(Records drawn from a dataset)
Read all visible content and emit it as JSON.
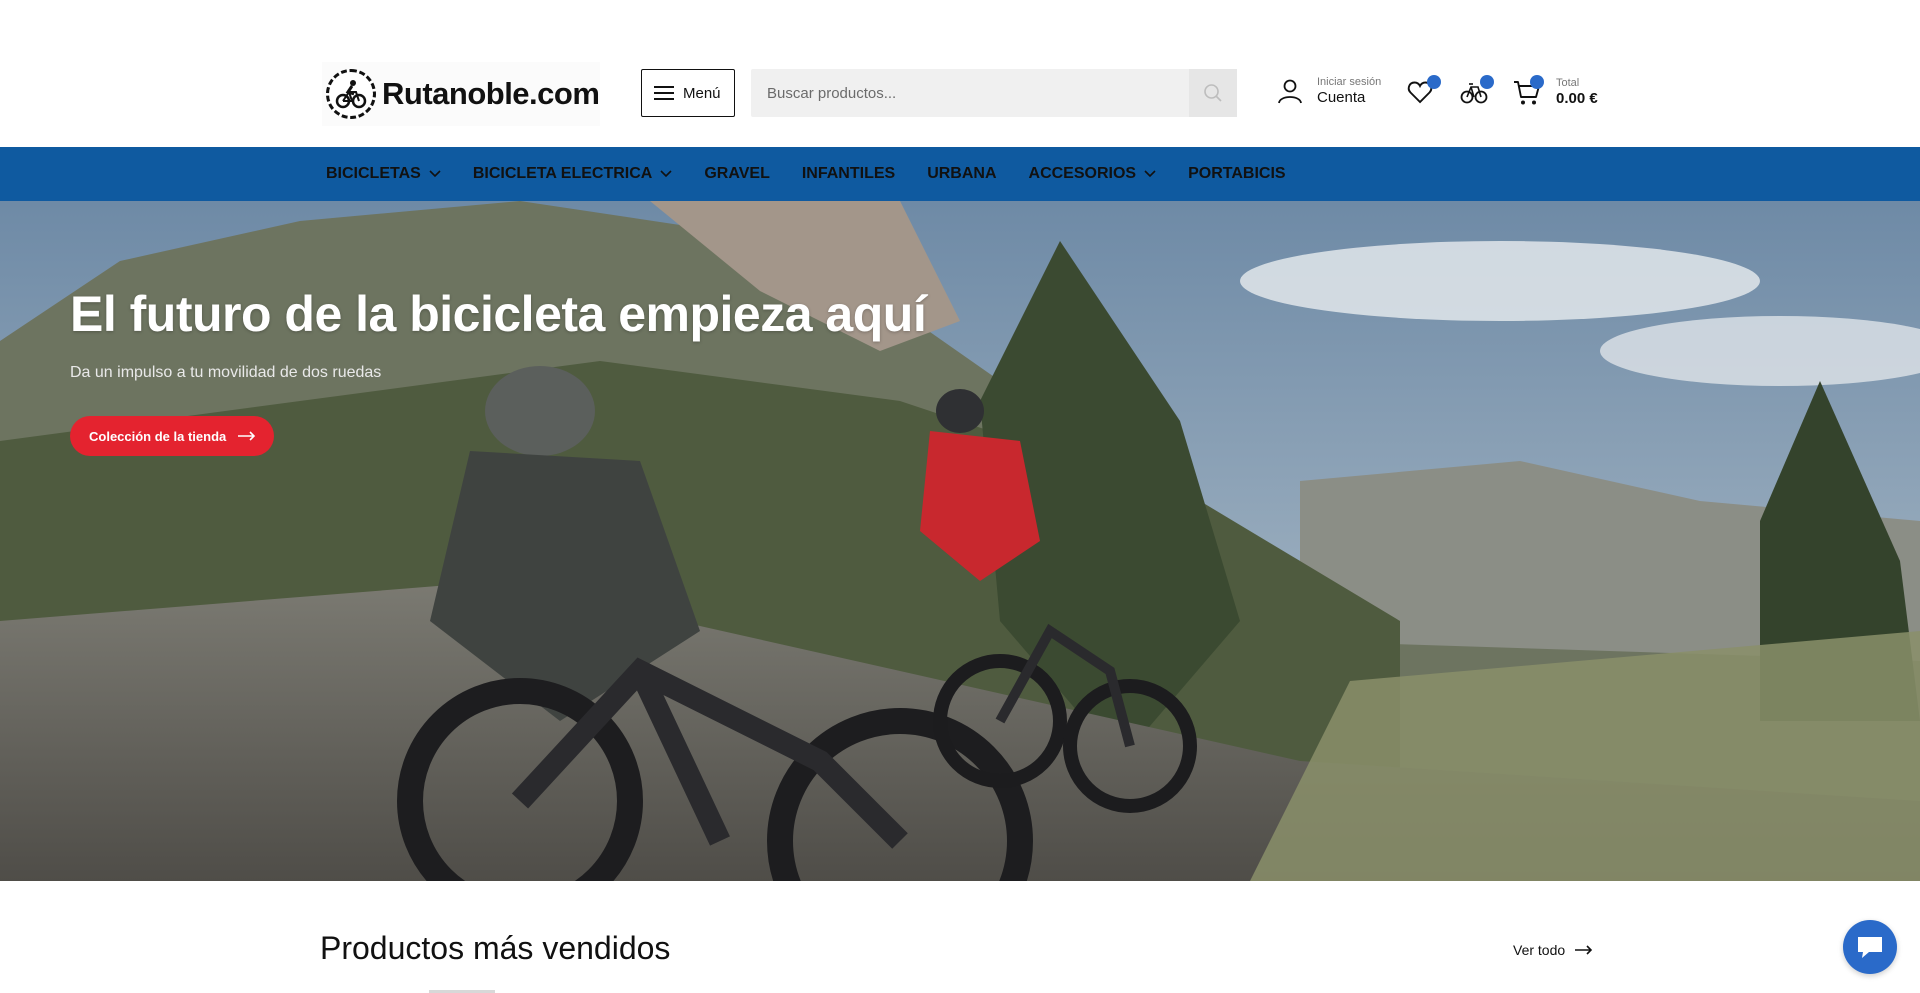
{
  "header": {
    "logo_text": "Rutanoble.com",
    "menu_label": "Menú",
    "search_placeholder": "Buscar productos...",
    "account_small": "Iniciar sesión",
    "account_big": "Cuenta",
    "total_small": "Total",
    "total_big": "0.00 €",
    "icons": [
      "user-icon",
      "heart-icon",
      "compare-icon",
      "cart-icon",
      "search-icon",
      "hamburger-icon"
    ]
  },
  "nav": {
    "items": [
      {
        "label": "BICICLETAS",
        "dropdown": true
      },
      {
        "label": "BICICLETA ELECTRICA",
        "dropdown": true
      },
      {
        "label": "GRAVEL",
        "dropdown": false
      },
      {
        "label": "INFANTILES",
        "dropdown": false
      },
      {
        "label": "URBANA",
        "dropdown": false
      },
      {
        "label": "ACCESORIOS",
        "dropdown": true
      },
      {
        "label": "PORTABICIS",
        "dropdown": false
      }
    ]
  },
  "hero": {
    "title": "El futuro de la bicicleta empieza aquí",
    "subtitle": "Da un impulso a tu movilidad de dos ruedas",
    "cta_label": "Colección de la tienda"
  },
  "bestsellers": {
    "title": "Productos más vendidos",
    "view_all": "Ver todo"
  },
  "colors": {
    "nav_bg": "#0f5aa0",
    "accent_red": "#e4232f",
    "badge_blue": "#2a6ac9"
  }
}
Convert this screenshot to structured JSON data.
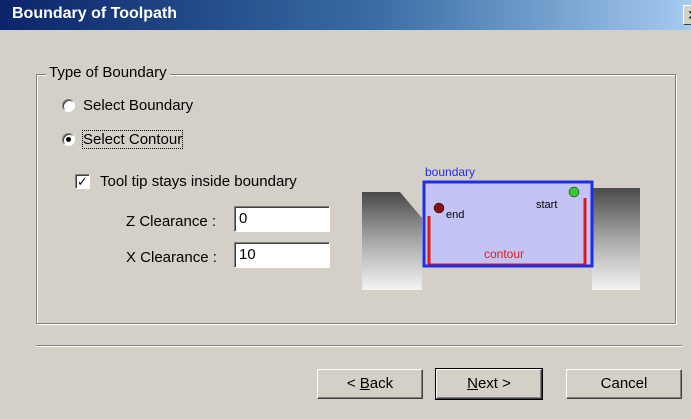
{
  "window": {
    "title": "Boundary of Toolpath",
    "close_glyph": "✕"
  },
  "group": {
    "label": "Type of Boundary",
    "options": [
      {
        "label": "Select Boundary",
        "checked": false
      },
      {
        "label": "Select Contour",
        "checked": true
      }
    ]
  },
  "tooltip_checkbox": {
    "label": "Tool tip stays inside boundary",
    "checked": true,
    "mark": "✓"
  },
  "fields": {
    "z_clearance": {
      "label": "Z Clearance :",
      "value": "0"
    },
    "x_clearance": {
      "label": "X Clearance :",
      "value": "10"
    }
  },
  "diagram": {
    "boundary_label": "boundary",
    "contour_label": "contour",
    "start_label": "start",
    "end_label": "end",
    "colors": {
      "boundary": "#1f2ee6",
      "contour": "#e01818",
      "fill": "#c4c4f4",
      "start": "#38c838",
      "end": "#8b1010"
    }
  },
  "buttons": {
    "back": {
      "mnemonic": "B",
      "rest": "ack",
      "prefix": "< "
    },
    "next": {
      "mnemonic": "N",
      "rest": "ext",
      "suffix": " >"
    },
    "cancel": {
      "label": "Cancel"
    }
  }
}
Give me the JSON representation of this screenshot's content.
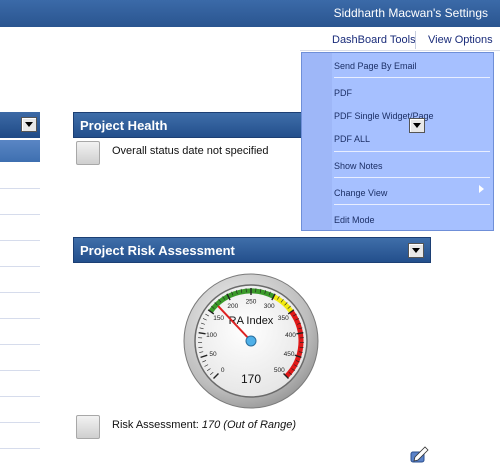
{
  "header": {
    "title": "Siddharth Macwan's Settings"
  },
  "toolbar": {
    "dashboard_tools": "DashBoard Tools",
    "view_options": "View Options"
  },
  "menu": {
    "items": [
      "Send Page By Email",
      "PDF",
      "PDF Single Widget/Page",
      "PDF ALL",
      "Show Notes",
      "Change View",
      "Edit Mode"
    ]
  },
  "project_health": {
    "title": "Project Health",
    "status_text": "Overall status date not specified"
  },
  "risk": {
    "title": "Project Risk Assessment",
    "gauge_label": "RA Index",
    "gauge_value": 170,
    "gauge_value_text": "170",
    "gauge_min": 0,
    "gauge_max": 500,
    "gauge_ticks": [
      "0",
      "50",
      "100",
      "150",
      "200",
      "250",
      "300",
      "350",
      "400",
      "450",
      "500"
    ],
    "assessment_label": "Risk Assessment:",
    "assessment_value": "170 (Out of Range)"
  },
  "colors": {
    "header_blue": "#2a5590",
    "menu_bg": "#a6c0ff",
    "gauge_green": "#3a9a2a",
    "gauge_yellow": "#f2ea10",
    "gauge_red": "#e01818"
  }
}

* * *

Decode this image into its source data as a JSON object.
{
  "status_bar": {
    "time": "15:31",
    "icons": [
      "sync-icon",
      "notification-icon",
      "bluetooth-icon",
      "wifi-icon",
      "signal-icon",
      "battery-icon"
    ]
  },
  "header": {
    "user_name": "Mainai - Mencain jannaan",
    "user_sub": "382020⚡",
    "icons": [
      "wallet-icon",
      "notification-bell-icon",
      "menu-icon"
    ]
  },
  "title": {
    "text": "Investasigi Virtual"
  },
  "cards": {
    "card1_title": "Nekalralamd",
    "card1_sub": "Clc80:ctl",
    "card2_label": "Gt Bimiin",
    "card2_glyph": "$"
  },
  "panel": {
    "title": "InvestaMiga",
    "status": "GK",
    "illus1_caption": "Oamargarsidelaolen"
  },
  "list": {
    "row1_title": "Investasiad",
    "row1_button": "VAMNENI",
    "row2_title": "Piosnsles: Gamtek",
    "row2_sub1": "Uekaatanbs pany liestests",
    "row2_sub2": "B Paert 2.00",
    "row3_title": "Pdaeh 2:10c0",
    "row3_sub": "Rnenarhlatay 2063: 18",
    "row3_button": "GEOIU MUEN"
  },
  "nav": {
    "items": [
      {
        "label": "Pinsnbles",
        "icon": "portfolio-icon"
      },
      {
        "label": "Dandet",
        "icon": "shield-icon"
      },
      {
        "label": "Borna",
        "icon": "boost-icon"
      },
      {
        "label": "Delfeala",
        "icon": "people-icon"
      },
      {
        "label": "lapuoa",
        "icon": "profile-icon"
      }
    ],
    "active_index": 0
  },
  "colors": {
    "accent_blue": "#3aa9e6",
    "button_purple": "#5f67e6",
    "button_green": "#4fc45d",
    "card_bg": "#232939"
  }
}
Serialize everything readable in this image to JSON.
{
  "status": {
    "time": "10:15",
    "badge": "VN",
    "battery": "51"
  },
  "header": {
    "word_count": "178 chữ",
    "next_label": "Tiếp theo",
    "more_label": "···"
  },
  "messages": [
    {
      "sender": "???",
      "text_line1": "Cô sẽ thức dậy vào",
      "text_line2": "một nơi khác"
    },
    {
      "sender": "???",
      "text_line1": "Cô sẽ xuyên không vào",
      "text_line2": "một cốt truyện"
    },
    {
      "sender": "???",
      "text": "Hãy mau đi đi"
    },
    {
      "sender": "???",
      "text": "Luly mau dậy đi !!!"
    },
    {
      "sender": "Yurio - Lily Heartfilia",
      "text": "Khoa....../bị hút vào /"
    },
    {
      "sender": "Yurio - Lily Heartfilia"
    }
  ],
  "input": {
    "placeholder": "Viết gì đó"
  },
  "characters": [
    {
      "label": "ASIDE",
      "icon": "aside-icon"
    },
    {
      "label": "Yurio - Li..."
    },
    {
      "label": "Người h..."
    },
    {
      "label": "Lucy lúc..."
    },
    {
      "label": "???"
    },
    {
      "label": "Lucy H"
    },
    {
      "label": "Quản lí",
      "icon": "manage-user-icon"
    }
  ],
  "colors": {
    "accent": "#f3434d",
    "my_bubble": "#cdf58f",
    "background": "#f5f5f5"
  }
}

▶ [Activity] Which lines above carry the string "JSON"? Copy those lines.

▶ [Task response]
Read all visible content and emit it as JSON.
Convert this screenshot to structured JSON data.
Give me the JSON representation of this screenshot's content.
Decode this image into its source data as a JSON object.
Serialize everything readable in this image to JSON.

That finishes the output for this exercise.